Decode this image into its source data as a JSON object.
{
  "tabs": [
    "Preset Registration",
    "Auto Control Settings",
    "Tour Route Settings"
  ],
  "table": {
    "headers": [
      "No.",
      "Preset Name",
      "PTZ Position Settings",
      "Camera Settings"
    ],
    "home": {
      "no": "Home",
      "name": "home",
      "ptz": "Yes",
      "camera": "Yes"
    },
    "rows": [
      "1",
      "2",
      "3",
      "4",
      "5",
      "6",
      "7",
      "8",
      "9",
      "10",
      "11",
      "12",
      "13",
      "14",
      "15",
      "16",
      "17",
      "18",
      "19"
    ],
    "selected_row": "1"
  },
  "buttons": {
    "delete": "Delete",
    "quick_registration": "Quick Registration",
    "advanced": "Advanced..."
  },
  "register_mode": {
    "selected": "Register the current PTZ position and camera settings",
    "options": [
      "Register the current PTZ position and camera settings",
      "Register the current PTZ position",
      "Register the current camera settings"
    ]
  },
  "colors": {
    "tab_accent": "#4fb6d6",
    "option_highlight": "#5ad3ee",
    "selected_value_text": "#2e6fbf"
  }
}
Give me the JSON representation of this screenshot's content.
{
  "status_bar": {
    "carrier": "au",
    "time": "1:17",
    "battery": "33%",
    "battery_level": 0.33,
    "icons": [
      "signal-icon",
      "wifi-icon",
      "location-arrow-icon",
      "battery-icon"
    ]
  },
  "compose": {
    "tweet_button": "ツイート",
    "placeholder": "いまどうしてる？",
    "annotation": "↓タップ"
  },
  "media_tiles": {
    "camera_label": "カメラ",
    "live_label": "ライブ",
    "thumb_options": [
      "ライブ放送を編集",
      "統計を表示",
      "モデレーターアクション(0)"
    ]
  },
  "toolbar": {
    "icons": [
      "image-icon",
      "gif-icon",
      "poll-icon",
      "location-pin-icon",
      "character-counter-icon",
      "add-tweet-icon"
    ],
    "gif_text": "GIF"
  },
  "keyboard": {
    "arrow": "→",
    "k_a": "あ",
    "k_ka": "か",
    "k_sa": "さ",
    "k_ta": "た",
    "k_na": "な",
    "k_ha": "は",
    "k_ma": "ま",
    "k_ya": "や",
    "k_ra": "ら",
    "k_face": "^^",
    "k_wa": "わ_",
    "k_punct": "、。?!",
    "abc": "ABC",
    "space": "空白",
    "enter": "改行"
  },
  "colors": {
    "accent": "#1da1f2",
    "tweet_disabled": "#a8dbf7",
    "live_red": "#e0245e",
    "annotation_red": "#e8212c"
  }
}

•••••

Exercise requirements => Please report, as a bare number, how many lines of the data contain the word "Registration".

Result => 2